Data extracted from a collection:
# # # # #

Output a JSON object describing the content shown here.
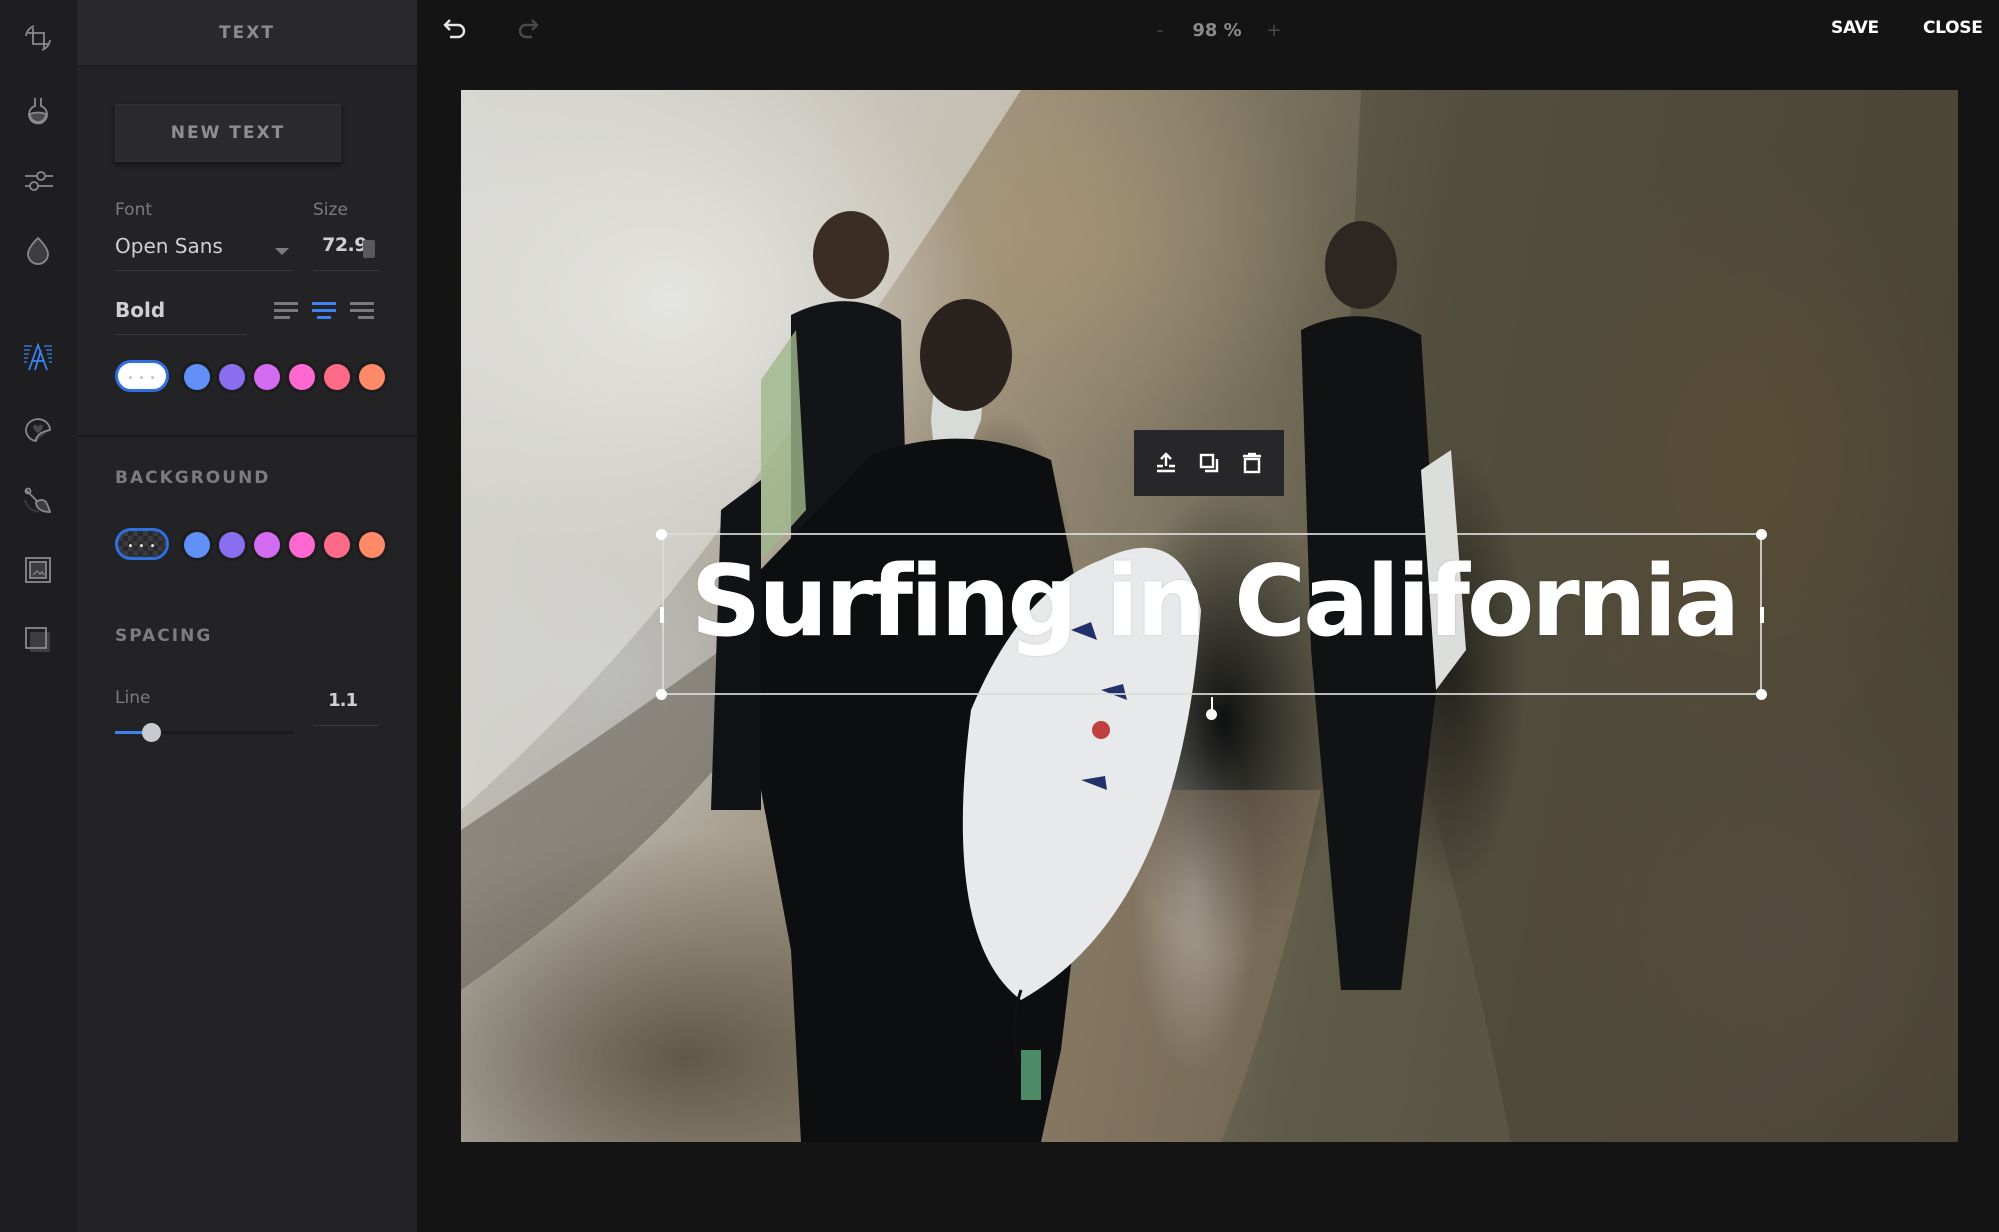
{
  "rail": {
    "items": [
      {
        "name": "crop-rotate",
        "active": false
      },
      {
        "name": "filter-flask",
        "active": false
      },
      {
        "name": "adjust-sliders",
        "active": false
      },
      {
        "name": "focus-drop",
        "active": false
      },
      {
        "name": "text",
        "active": true
      },
      {
        "name": "sticker",
        "active": false
      },
      {
        "name": "brush",
        "active": false
      },
      {
        "name": "frame",
        "active": false
      },
      {
        "name": "overlay",
        "active": false
      }
    ]
  },
  "panel": {
    "title": "TEXT",
    "new_text_label": "NEW TEXT",
    "font_label": "Font",
    "font_value": "Open Sans",
    "size_label": "Size",
    "size_value": "72.9",
    "weight_value": "Bold",
    "alignment": {
      "options": [
        "left",
        "center",
        "right"
      ],
      "selected": "center"
    },
    "text_colors": {
      "selected": "#ffffff",
      "swatches": [
        "#6090f8",
        "#8a6ef0",
        "#d46cf2",
        "#ff68d0",
        "#ff6a88",
        "#ff8a6a"
      ]
    },
    "background_title": "BACKGROUND",
    "background_colors": {
      "selected": "transparent",
      "swatches": [
        "#6090f8",
        "#8a6ef0",
        "#d46cf2",
        "#ff68d0",
        "#ff6a88",
        "#ff8a6a"
      ]
    },
    "spacing_title": "SPACING",
    "line_label": "Line",
    "line_value": "1.1",
    "line_slider_fraction": 0.2,
    "swatch_dots": "• • •"
  },
  "topbar": {
    "zoom_minus": "-",
    "zoom_value": "98 %",
    "zoom_plus": "+",
    "save_label": "SAVE",
    "close_label": "CLOSE"
  },
  "canvas": {
    "text_content": "Surfing in California",
    "object_toolbar": [
      "bring-to-front",
      "duplicate",
      "delete"
    ]
  },
  "colors": {
    "accent": "#3c82f0"
  }
}
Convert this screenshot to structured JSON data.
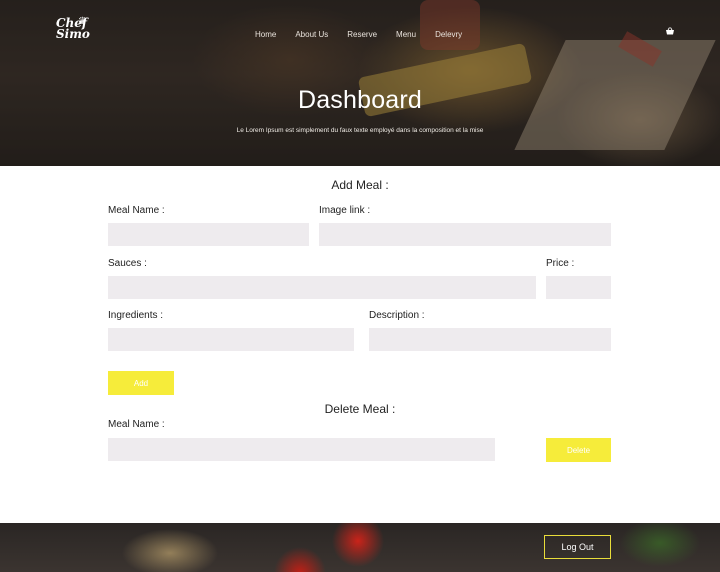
{
  "header": {
    "logo_text_line1": "Chef",
    "logo_text_line2": "Simo",
    "nav": [
      "Home",
      "About Us",
      "Reserve",
      "Menu",
      "Delevry"
    ],
    "cart_icon": "basket-icon",
    "title": "Dashboard",
    "subtitle": "Le Lorem Ipsum est simplement du faux texte employé dans la composition et la mise"
  },
  "add_meal": {
    "title": "Add Meal :",
    "meal_name_label": "Meal Name :",
    "image_link_label": "Image link :",
    "sauces_label": "Sauces :",
    "price_label": "Price :",
    "ingredients_label": "Ingredients :",
    "description_label": "Description :",
    "add_button": "Add",
    "meal_name_value": "",
    "image_link_value": "",
    "sauces_value": "",
    "price_value": "",
    "ingredients_value": "",
    "description_value": ""
  },
  "delete_meal": {
    "title": "Delete Meal :",
    "meal_name_label": "Meal Name :",
    "meal_name_value": "",
    "delete_button": "Delete"
  },
  "footer": {
    "logout_button": "Log Out"
  },
  "colors": {
    "accent": "#f6ec3a",
    "input_bg": "#eeebee"
  }
}
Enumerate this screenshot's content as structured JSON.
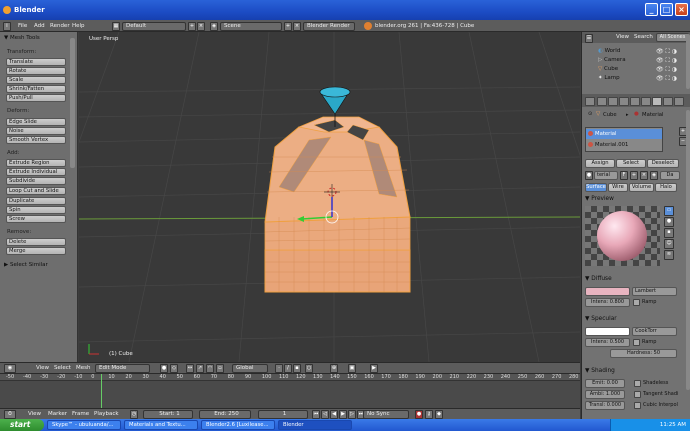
{
  "window": {
    "title": "Blender",
    "min": "_",
    "max": "□",
    "close": "×"
  },
  "infobar": {
    "menus": [
      "File",
      "Add",
      "Render",
      "Help"
    ],
    "layout": "Default",
    "scene": "Scene",
    "engine": "Blender Render",
    "stats": "blender.org 261 | Fa:436-728 | Cube"
  },
  "toolshelf": {
    "header": "▼ Mesh Tools",
    "sections": [
      {
        "title": "Transform:",
        "buttons": [
          "Translate",
          "Rotate",
          "Scale",
          "Shrink/Fatten",
          "Push/Pull"
        ]
      },
      {
        "title": "Deform:",
        "buttons": [
          "Edge Slide",
          "Noise",
          "Smooth Vertex"
        ]
      },
      {
        "title": "Add:",
        "buttons": [
          "Extrude Region",
          "Extrude Individual",
          "Subdivide",
          "Loop Cut and Slide",
          "Duplicate",
          "Spin",
          "Screw"
        ]
      },
      {
        "title": "Remove:",
        "buttons": [
          "Delete",
          "Merge"
        ]
      }
    ],
    "select_similar": "▶ Select Similar"
  },
  "viewport": {
    "label": "User Persp",
    "object_label": "(1) Cube"
  },
  "vpheader": {
    "menus": [
      "View",
      "Select",
      "Mesh"
    ],
    "mode": "Edit Mode",
    "orientation": "Global"
  },
  "timeline": {
    "ticks": [
      "-50",
      "-40",
      "-30",
      "-20",
      "-10",
      "0",
      "10",
      "20",
      "30",
      "40",
      "50",
      "60",
      "70",
      "80",
      "90",
      "100",
      "110",
      "120",
      "130",
      "140",
      "150",
      "160",
      "170",
      "180",
      "190",
      "200",
      "210",
      "220",
      "230",
      "240",
      "250",
      "260",
      "270",
      "280"
    ],
    "menus": [
      "View",
      "Marker",
      "Frame",
      "Playback"
    ],
    "start": "Start: 1",
    "end": "End: 250",
    "current": "1",
    "sync": "No Sync"
  },
  "outliner": {
    "header_view": "View",
    "header_search": "Search",
    "header_scenes": "All Scenes",
    "items": [
      {
        "name": "World"
      },
      {
        "name": "Camera"
      },
      {
        "name": "Cube"
      },
      {
        "name": "Lamp"
      }
    ]
  },
  "properties": {
    "breadcrumb_cube": "Cube",
    "breadcrumb_material": "Material",
    "slots": [
      "Material",
      "Material.001"
    ],
    "assign": "Assign",
    "select": "Select",
    "deselect": "Deselect",
    "mat_name": "terial",
    "mat_users": "Da",
    "tabs": [
      "Surface",
      "Wire",
      "Volume",
      "Halo"
    ],
    "preview": "▼ Preview",
    "diffuse": "▼ Diffuse",
    "diffuse_shader": "Lambert",
    "diffuse_intensity": "Intens: 0.800",
    "ramp": "Ramp",
    "specular": "▼ Specular",
    "spec_shader": "CookTorr",
    "spec_intensity": "Intens: 0.500",
    "hardness": "Hardness: 50",
    "shading": "▼ Shading",
    "emit": "Emit: 0.00",
    "ambi": "Ambi: 1.000",
    "transl": "Transl: 0.000",
    "shadeless": "Shadeless",
    "tangent": "Tangent Shadi",
    "cubic": "Cubic Interpol",
    "colors": {
      "diffuse": "#e8b4c0",
      "specular": "#ffffff",
      "selected_slot": "#5a8fd8"
    }
  },
  "taskbar": {
    "start": "start",
    "tasks": [
      "Skype™ - ubuluanda/...",
      "Materials and Textu...",
      "Blender2.6 [Luxilease...",
      "Blender"
    ],
    "clock": "11:25 AM"
  }
}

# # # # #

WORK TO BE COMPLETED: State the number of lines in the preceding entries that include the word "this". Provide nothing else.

RESULT: 2